Why the “one size fits all” marketing approach doesn’t work with HSAs – Part 1
26SHARESShareShareSharePrintMailGooglePinterestDiggRedditStumbleuponDeliciousBufferTumblr,Trish Reilley Trish Reilley is a technical writer at Ascensus. Her work also includes researching, writing, and editing a variety of topics on IRAs, HSAs, and employer-sponsored retirement plans. She started with … Web: www.ascensus.com Details Even as health savings accounts (HSAs) continue to see double digit year-over-year growth, many financial organizations are reluctant to offer or even see the value of offering HSAs. On the surface, it appears that HSAs are just “spending” accounts that offer limited value for the amount of work they are to administer. Dig deeper into the HSA market, and you realize that not all HSA owners are the same and each require different service based on how they use their HSAs. We’ve identified four types of HSA owners that use their accounts differently: the FSA user, HSA user, HSA saver, and HSA investor. Understanding these personas is the key to better positioning your organization to attract and retain HSA owners from all of the HSA owner types and to help grow your business. The FSA user and HSA user, discussed in this first of a two-part series, benefit most from early HSA education to maximize their savings potential.The FSA UserMany individuals (especially those who are in the FSA user persona) have common misconceptions about HSAs. One common misconception is that HSAs are just like flexible spending accounts (FSAs) and FSA users use them as they would their FSA. They only contribute what they plan to spend within the year (or only what their employer contributes to their HSA for the year) and use it all by the end of that year.

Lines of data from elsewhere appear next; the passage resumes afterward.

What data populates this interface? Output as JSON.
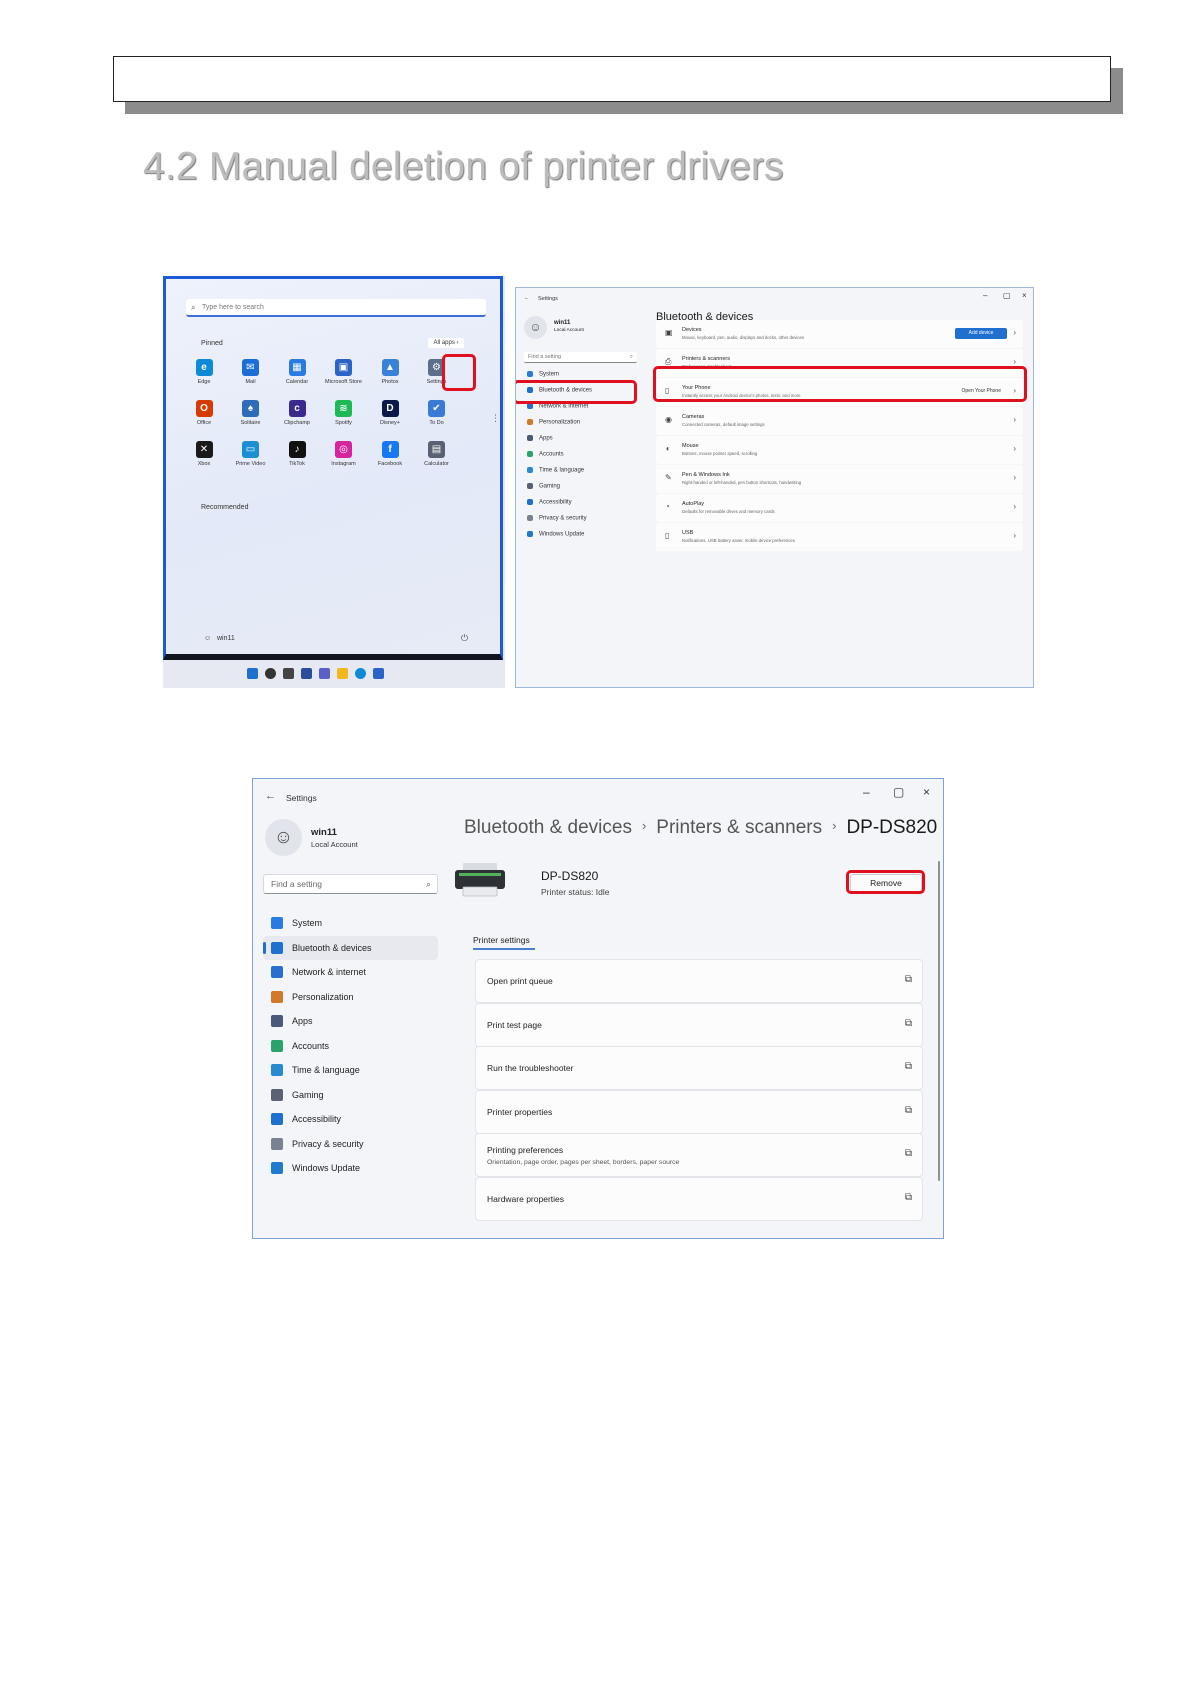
{
  "document": {
    "heading": "4.2 Manual deletion of printer drivers"
  },
  "start_menu": {
    "search_placeholder": "Type here to search",
    "pinned_label": "Pinned",
    "all_apps_label": "All apps",
    "recommended_label": "Recommended",
    "apps": [
      {
        "name": "Edge",
        "color": "#0f8bd6",
        "glyph": "e"
      },
      {
        "name": "Mail",
        "color": "#1d6fd8",
        "glyph": "✉"
      },
      {
        "name": "Calendar",
        "color": "#2a7be0",
        "glyph": "▦"
      },
      {
        "name": "Microsoft Store",
        "color": "#2b64c9",
        "glyph": "▣"
      },
      {
        "name": "Photos",
        "color": "#3a82d8",
        "glyph": "▲"
      },
      {
        "name": "Settings",
        "color": "#5b6f8a",
        "glyph": "⚙"
      },
      {
        "name": "Office",
        "color": "#d83b01",
        "glyph": "O"
      },
      {
        "name": "Solitaire",
        "color": "#2f6cb8",
        "glyph": "♠"
      },
      {
        "name": "Clipchamp",
        "color": "#3b2a8c",
        "glyph": "c"
      },
      {
        "name": "Spotify",
        "color": "#1db954",
        "glyph": "≋"
      },
      {
        "name": "Disney+",
        "color": "#0c1a4b",
        "glyph": "D"
      },
      {
        "name": "To Do",
        "color": "#3a7bd5",
        "glyph": "✔"
      },
      {
        "name": "Xbox",
        "color": "#1a1a1a",
        "glyph": "✕"
      },
      {
        "name": "Prime Video",
        "color": "#1b8fd1",
        "glyph": "▭"
      },
      {
        "name": "TikTok",
        "color": "#111111",
        "glyph": "♪"
      },
      {
        "name": "Instagram",
        "color": "#d6249f",
        "glyph": "◎"
      },
      {
        "name": "Facebook",
        "color": "#1877f2",
        "glyph": "f"
      },
      {
        "name": "Calculator",
        "color": "#5a6172",
        "glyph": "▤"
      }
    ],
    "user_name": "win11"
  },
  "bt_window": {
    "title": "Settings",
    "user_name": "win11",
    "user_sub": "Local Account",
    "find_placeholder": "Find a setting",
    "page_title": "Bluetooth & devices",
    "nav": [
      {
        "label": "System",
        "color": "#2a7be0"
      },
      {
        "label": "Bluetooth & devices",
        "color": "#1f6fd0"
      },
      {
        "label": "Network & internet",
        "color": "#2a6fd0"
      },
      {
        "label": "Personalization",
        "color": "#d07a2a"
      },
      {
        "label": "Apps",
        "color": "#4a5a78"
      },
      {
        "label": "Accounts",
        "color": "#2aa36a"
      },
      {
        "label": "Time & language",
        "color": "#2a8ad0"
      },
      {
        "label": "Gaming",
        "color": "#5a6172"
      },
      {
        "label": "Accessibility",
        "color": "#1f6fd0"
      },
      {
        "label": "Privacy & security",
        "color": "#7a8292"
      },
      {
        "label": "Windows Update",
        "color": "#1f7ad0"
      }
    ],
    "rows": [
      {
        "title": "Devices",
        "sub": "Mouse, keyboard, pen, audio, displays and docks, other devices",
        "icon": "▣",
        "action": "Add device"
      },
      {
        "title": "Printers & scanners",
        "sub": "Preferences, troubleshoot",
        "icon": "⎙",
        "action": ""
      },
      {
        "title": "Your Phone",
        "sub": "Instantly access your Android device's photos, texts, and more",
        "icon": "▯",
        "action": "Open Your Phone"
      },
      {
        "title": "Cameras",
        "sub": "Connected cameras, default image settings",
        "icon": "◉",
        "action": ""
      },
      {
        "title": "Mouse",
        "sub": "Buttons, mouse pointer speed, scrolling",
        "icon": "◖",
        "action": ""
      },
      {
        "title": "Pen & Windows Ink",
        "sub": "Right-handed or left-handed, pen button shortcuts, handwriting",
        "icon": "✎",
        "action": ""
      },
      {
        "title": "AutoPlay",
        "sub": "Defaults for removable drives and memory cards",
        "icon": "◔",
        "action": ""
      },
      {
        "title": "USB",
        "sub": "Notifications, USB battery saver, mobile device preferences",
        "icon": "▯",
        "action": ""
      }
    ]
  },
  "printer_window": {
    "title": "Settings",
    "user_name": "win11",
    "user_sub": "Local Account",
    "find_placeholder": "Find a setting",
    "breadcrumb": [
      "Bluetooth & devices",
      "Printers & scanners",
      "DP-DS820"
    ],
    "device_name": "DP-DS820",
    "device_status": "Printer status:   Idle",
    "remove_label": "Remove",
    "section_label": "Printer settings",
    "nav": [
      {
        "label": "System",
        "color": "#2a7be0"
      },
      {
        "label": "Bluetooth & devices",
        "color": "#1f6fd0"
      },
      {
        "label": "Network & internet",
        "color": "#2a6fd0"
      },
      {
        "label": "Personalization",
        "color": "#d07a2a"
      },
      {
        "label": "Apps",
        "color": "#4a5a78"
      },
      {
        "label": "Accounts",
        "color": "#2aa36a"
      },
      {
        "label": "Time & language",
        "color": "#2a8ad0"
      },
      {
        "label": "Gaming",
        "color": "#5a6172"
      },
      {
        "label": "Accessibility",
        "color": "#1f6fd0"
      },
      {
        "label": "Privacy & security",
        "color": "#7a8292"
      },
      {
        "label": "Windows Update",
        "color": "#1f7ad0"
      }
    ],
    "settings": [
      {
        "title": "Open print queue",
        "sub": ""
      },
      {
        "title": "Print test page",
        "sub": ""
      },
      {
        "title": "Run the troubleshooter",
        "sub": ""
      },
      {
        "title": "Printer properties",
        "sub": ""
      },
      {
        "title": "Printing preferences",
        "sub": "Orientation, page order, pages per sheet, borders, paper source"
      },
      {
        "title": "Hardware properties",
        "sub": ""
      }
    ]
  },
  "colors": {
    "highlight": "#e0101f",
    "accent": "#1f6fd0"
  }
}
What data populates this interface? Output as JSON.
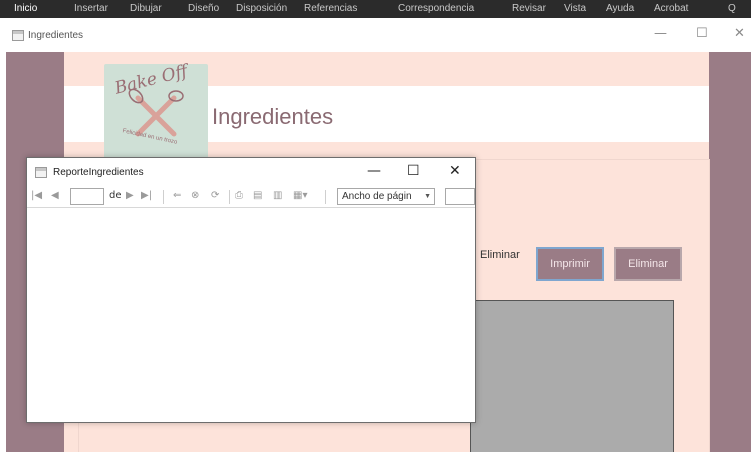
{
  "ribbon": {
    "tabs": [
      {
        "label": "Inicio"
      },
      {
        "label": "Insertar"
      },
      {
        "label": "Dibujar"
      },
      {
        "label": "Diseño"
      },
      {
        "label": "Disposición"
      },
      {
        "label": "Referencias"
      },
      {
        "label": "Correspondencia"
      },
      {
        "label": "Revisar"
      },
      {
        "label": "Vista"
      },
      {
        "label": "Ayuda"
      },
      {
        "label": "Acrobat"
      }
    ],
    "search_glyph": "Q"
  },
  "main_window": {
    "title": "Ingredientes",
    "controls": {
      "minimize": "—",
      "maximize": "☐",
      "close": "✕"
    }
  },
  "form": {
    "logo": {
      "text": "Bake Off",
      "slogan": "Felicidad en un trozo"
    },
    "title": "Ingredientes",
    "partial_label": "Eliminar",
    "buttons": {
      "print": "Imprimir",
      "delete": "Eliminar"
    }
  },
  "report_window": {
    "title": "ReporteIngredientes",
    "controls": {
      "minimize": "—",
      "maximize": "☐",
      "close": "✕"
    },
    "toolbar": {
      "first": "|◀",
      "prev": "◀",
      "page_value": "",
      "of_label": "de",
      "next": "▶",
      "last": "▶|",
      "back": "⇐",
      "stop": "⊗",
      "refresh": "⟳",
      "print": "⎙",
      "layout": "▤",
      "page_setup": "▥",
      "export": "▦▾",
      "zoom_value": "Ancho de págin",
      "search_value": ""
    }
  },
  "colors": {
    "accent_mauve": "#9a7c86",
    "peach_bg": "#fde3da",
    "logo_mint": "#cfe0d6",
    "focus_border": "#7fa6cf"
  }
}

Often these individuals do not have a lot of disposable income to put away extra in their HSAs. You may be quick to dismiss this cohort all together as their “revolving door” transactions offer a lot of work while they’re account balances generally see no year over year growth. But it would be unwise to dismiss them all together. The debit card transactions actually generate revenue for your organization (increases with the number of swipes)The HSA UserThis persona is a step up from the FSA user. They have some HSA education and realize that HSAs don’t have a “use-it-or-lose-it” provision. They also use their HSA for all of their qualified medical expenses, but they contribute more than the FSA user leaving some money left in the HSA offering marginal year over year growth. Like the FSA user, this cohort makes significant debit card swipes, which generates revenue for your organization in addition to account fees that you may charge. With this persona, education continues to be key for the same reasons as with the FSA user. This persona also has the added potential of savings and investment opportunity as they become more educated on HSA benefits and uses and move into HSA saver or HSA investor personas, which will be discussed in the second part of this article).OpportunityFor the FSA user and HSA user to move out of these persona types, they will need more disposable income (from job changes, promotions, etc.) and HSA education, which presents an opportunity for your organization. As they transition out of these personas, they likely will be loyal to the organization that educated them on HSA rules and also offers a one-stop-shop for other financial services they may need. Think of HSAs not just as a single account, but as the consumer potential. It may start off as one account, but the opportunity is there with that one individual to sell other banking products—retirement, lending, and investments. Creating the relationship through one account (literally) can pay dividends in the future.Next StepsThe second installment of this article will describe the HSA saver and HSA investor personas and what opportunities these personas bring to your financial organization.